DC Motor (Connected Directly to PS) Starts Stops

Hi there,

I have This Motor connected directly to a 12v, 8.5A power supply.

The issue is that by applying power, the motor starts and stops at regular intervals.
From the research I’ve done, it appears the power supply is applying some sort of a power or heat protection from the back-EMF generated by the motor - thereby cutting power because of these spikes. This seems to be supported by the fact that the Power Suppy LED flashes on/off when doing this.

I assume I could be able to mitigate this by connecting the motor to a PWM regulator, but I don’t have access to one with such a high amperage input/output.

2 questions please:

  • Any way to get this working? Maybe with a capacitor? If so, how big of a capacitor?
  • The motor instructions warn against going over the recommended voltage (3.6-8.4V), what could happen if I continuously apply 12V?

Thanks!

What is the motor driving?

Since that's a motor that often runs at around 12-20A on 6-7V I doubt back EMF has anything to do with it. My guess is that it's simply drawing too much current and the power supply is shutting down intermittently. But that's what you'd expect when you run it on twice the design voltage. It will be trying to turn twice as fast as normal and using too much power and probably also ruining the bearings (which are just plain bushings).

A capacitor is not going to help.

Steve

slipstick:
My guess is that it's simply drawing too much current and the power supply is shutting down intermittently.
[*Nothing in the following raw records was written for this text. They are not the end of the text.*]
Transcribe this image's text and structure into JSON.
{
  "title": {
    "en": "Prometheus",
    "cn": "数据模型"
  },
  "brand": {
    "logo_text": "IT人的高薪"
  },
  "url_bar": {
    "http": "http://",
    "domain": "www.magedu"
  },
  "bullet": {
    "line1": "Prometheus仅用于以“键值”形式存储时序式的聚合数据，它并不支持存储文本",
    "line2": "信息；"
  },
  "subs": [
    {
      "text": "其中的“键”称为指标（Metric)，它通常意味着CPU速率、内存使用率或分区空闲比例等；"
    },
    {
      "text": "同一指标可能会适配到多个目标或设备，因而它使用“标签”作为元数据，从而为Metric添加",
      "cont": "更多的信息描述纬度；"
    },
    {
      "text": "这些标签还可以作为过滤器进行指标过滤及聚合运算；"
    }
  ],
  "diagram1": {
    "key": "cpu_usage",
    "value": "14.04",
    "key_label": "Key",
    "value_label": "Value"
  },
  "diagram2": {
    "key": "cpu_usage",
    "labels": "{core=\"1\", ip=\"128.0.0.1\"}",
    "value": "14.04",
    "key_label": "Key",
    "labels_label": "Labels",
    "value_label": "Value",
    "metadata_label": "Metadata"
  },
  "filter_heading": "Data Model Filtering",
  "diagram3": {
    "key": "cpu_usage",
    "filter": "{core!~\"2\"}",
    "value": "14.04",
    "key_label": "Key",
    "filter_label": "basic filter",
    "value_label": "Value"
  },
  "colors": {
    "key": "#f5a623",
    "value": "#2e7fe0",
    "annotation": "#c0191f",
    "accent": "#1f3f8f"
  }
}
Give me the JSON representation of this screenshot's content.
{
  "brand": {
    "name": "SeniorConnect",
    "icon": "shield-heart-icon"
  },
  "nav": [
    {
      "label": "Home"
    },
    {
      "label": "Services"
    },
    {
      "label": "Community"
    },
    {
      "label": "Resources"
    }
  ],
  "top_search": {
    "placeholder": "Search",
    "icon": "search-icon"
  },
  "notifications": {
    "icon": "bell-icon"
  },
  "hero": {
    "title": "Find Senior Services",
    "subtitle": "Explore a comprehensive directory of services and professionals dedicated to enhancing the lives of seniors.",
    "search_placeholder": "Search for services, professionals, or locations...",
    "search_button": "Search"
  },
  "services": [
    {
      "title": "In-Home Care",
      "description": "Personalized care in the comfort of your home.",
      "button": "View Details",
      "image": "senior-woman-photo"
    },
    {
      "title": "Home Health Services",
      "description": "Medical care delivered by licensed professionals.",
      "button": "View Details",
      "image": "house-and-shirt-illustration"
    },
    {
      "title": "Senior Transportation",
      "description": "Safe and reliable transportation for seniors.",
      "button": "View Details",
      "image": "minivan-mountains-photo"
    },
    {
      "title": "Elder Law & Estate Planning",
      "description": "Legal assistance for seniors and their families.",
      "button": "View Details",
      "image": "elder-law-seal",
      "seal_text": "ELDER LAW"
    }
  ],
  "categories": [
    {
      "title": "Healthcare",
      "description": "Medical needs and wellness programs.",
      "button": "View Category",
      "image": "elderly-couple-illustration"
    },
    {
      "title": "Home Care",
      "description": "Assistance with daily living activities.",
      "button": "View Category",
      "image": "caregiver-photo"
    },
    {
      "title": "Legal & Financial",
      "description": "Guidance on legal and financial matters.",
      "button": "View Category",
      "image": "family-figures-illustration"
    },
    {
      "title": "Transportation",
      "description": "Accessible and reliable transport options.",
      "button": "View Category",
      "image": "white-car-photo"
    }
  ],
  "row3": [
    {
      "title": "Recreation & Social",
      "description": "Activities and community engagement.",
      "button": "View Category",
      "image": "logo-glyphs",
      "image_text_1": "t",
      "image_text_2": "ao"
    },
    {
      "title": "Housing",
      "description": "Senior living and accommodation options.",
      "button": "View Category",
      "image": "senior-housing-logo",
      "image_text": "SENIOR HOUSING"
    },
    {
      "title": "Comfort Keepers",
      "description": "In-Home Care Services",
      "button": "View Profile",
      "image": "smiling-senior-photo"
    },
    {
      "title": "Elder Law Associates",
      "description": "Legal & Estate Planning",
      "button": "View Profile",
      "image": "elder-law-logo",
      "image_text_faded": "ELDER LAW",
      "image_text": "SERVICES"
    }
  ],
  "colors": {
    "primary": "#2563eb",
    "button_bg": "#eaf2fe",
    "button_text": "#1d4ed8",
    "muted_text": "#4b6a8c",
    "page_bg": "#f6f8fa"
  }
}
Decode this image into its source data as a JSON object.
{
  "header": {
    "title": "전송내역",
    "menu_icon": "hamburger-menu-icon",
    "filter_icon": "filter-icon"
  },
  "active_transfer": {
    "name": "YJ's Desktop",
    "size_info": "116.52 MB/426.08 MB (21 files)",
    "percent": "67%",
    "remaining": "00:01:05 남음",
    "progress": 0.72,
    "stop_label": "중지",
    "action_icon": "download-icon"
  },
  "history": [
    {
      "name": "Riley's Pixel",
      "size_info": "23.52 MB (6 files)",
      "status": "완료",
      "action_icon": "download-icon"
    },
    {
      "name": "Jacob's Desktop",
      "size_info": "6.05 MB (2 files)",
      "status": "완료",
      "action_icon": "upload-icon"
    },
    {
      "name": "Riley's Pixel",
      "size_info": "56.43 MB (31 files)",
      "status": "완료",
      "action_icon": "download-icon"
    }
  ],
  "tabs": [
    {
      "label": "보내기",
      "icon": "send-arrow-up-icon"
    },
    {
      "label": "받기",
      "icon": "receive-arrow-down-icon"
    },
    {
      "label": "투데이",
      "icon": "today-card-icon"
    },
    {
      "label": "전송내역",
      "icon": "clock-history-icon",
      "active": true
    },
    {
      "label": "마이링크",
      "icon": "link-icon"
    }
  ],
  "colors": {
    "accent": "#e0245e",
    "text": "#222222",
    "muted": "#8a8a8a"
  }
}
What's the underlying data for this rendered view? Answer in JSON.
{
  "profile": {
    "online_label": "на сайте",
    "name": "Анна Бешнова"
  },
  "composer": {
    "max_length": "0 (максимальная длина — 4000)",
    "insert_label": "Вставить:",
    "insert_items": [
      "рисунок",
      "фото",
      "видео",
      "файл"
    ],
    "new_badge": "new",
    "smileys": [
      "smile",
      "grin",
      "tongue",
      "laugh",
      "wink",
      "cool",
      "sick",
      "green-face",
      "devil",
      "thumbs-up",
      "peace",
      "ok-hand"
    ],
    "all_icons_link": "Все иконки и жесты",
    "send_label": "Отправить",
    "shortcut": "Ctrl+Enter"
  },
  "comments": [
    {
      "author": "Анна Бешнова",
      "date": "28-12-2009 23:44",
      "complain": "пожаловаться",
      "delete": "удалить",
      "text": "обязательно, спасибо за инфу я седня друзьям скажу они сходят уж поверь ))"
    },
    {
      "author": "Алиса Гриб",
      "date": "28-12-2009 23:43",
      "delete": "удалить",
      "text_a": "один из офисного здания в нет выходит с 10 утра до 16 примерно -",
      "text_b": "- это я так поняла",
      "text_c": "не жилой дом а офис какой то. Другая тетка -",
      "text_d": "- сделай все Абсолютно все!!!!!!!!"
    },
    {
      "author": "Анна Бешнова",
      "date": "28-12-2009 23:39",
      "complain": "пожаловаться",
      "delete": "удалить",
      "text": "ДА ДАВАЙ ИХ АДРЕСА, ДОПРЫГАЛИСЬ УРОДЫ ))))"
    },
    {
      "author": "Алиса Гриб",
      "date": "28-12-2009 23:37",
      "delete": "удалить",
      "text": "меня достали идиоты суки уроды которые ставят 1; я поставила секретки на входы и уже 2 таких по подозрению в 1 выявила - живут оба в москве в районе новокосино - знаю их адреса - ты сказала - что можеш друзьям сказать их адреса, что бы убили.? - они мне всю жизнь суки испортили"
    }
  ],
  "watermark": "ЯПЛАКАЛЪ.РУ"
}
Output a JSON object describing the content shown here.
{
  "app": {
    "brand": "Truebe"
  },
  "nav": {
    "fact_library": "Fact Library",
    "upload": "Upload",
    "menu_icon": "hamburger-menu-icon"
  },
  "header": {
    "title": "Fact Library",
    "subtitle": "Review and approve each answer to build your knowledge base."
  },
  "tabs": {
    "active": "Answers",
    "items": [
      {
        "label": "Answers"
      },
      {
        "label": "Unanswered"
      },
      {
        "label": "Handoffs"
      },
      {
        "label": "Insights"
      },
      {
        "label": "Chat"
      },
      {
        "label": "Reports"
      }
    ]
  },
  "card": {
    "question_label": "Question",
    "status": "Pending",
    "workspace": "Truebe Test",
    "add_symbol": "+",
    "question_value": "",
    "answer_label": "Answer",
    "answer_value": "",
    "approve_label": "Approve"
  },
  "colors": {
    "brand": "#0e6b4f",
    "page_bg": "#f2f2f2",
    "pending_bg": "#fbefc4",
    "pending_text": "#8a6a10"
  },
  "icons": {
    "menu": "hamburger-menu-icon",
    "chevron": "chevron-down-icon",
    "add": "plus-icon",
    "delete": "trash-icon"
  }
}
But that's what you'd expect when you run it on twice the design voltage.

Wouldn't doubling the voltage halve the current though?

kenwood120s:
Wouldn't doubling the voltage halve the current though?

Very unlikely. If you somehow had a load which absorbed constant power then it would. But in most real world cases if you're turning something twice as fast that requires more power and it may easily be more than double the power. It certainly is with propellers where the power required is proportional to the cube of the rpm. Which is why I asked what the motor was driving.

Steve

slipstick:
Very unlikely.

Roger that

For that motor, you need a power supply of no more than the rated voltage of 8.4V, and capable of supplying the stall current, which is probably around 20 Amperes but may be higher.

Select an 8V, 200 Watt power supply to be safe, or use 2S LiPo batteries capable of 20A discharge.

Thanks for the replies everyone.
I will be driving a oscillating cutter to cut leather.

I'll try a different power supply and come back with the results.

I came to the realization that finding an affordable power supply with such a high amperage at low voltages is impossible. I will be looking for higher voltage motors.